Wolfgang Hilbig’s novella Old Rendering Plant (translated from German by Isabel Fargo Cole) is new from Two Lines Press. It looks pretty cool—a blurb from the NYT comparing him to Sebald and that quote on the cover from Krasznahorkai don’t hurt either. Here’s TLP’s blurb:
What falsehoods do we believe as children? And what happens when we realize they are lies—possibly heinous ones? In Old Rendering Plant Wolfgang Hilbig turns his febrile, hypnotic prose to the intersection of identity, language, and history’s darkest chapters, immersing readers in the odors and oozings of a butchery that has for years dumped biological waste into a river. It starts when a young boy becomes obsessed with an empty and decayed coal plant, coming to believe that it is tied to mysterious disappearances throughout the countryside. But as a young man, with the building now turned into an abattoir processing dead animals, he revisits this place and his memories of it, realizing just how much he has missed. Plumbing memory’s mysteries while evoking historic horrors, Hilbig gives us a gothic testament for the silenced and the speechless. With a tone worthy of Poe and a syntax descended from Joyce, this suggestive, menacing tale refracts the lost innocence of youth through the heavy burdens of maturity.
Suggestive and menacing? Poe and Joyce? This one’s next on my list.
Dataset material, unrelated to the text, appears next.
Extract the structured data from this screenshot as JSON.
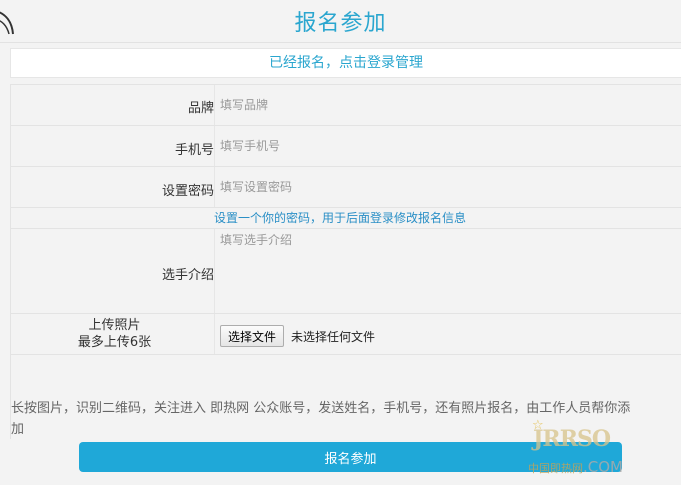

I was hoping to dig into it over the July 4th weekend(ish), but I was a bit crosseyed from Bloody Marys and other good spirits, and got almost no reading done for five days in a row.
I loved the last novella I read from Two Lines, by the way—João Gilberto Noll’s Quiet Creature on the Corner.